From here on in we had entered the National Park and made our way across to the Blorenge summit. This offered views of our final destination- Abergavenny. As we’d been walking, I’d been trying to plant some thoughts about the descent from Blorenge, as this is a notoriously difficult section of the Cambrian Way. Not only is the terrain incredibly steep, but with the bracken starting to grow, the path underfoot is near non-existent. As we reached this point, I could feel the slight doubt in all our minds as I went ahead to make a clear path. Thankfully, with some steady heads and no rushing, the group made it down safely. The descent is tough, but it does offer some spectacular views to keep you inspired, with Sugar Loaf soaring in the distance. What is also brilliant about tackling a section like this is the feeling you have when you look back up from where you came from.
The descent and heading home
From here we now had the pleasure of a slow drop through springtime sprouting woodlands and re-entry into the urban world. However, there was one more gem that I was excited to show the group. The trail heads under the Brecon and Monmouthshire Canal in spectacular and maybe slightly spooky style. As you drop down out of the woods, you’re met by two houses and for a moment you definitely question yourself as to where you might be headed. There is though a waymark post and it directs you under, below and into darkness. This tunnel is a bit wet under foot and knowing you have a body of water above your head is an exhilarating feeling.
As we walked the remaining miles into the market town of Abergavenny, there was definitely a feeling of fulfilment from the hike, but also a calm relaxation as we knew we didn’t have to drive home. Walking is often, rightly, headlined as way to improve your mental and physical health, but what increased the positive impact of this outing was having the train arrive and the comfort of the journey back home. What is often overlooked in the mental health discussion is taking the time to reflect on your outdoor experience. So, as we cruised back to our respective final destinations, we had the time to chat, laugh, complain about our feet and plan the next leg of our adventure!
This blog is courtesy of Olie Wicks from Ramblers Cymru.
If you need any help planning your public transport journeys to and from your next walking adventure, please use the Traveline Cymru Journey Planner or ring our contact centre team for free on 0800 464 00 00 from 7am to 8pm daily.
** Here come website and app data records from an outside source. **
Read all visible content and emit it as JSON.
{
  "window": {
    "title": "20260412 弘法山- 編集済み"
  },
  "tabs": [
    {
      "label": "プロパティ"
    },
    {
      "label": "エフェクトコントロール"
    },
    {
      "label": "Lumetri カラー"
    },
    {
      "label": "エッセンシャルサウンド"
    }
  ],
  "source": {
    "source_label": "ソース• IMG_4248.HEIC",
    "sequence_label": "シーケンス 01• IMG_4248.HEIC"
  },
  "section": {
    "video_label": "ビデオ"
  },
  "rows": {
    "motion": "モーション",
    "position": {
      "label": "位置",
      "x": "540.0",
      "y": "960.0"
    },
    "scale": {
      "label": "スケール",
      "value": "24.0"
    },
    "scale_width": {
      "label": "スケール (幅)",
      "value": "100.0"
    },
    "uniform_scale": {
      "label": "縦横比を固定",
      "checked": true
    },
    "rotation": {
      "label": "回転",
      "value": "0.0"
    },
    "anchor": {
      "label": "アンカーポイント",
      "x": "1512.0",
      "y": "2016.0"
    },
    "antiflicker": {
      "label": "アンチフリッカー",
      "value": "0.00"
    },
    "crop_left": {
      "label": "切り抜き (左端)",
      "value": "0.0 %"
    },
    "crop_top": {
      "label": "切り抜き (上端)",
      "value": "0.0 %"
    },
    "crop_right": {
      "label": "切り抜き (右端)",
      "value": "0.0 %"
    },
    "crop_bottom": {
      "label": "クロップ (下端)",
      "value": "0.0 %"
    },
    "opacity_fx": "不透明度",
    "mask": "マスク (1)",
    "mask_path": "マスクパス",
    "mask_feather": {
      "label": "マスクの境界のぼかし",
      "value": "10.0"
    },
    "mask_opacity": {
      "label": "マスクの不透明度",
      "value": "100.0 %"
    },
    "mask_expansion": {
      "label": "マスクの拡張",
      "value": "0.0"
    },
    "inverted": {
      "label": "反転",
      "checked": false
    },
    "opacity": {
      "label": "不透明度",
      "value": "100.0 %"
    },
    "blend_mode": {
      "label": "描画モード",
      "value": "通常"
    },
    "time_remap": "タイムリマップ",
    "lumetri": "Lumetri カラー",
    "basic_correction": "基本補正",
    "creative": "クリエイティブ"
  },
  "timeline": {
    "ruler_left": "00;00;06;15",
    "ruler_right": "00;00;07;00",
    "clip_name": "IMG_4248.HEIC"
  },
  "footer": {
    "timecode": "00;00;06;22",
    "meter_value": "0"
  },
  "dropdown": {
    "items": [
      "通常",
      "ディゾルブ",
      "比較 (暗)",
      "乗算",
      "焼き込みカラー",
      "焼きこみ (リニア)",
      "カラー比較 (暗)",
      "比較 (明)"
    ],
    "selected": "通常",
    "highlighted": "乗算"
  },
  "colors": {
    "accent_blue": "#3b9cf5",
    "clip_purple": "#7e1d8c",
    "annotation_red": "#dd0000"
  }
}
We also have a dedicated Walking Planner and Cycling Planner to help you plan your active travel routes in and around Wales.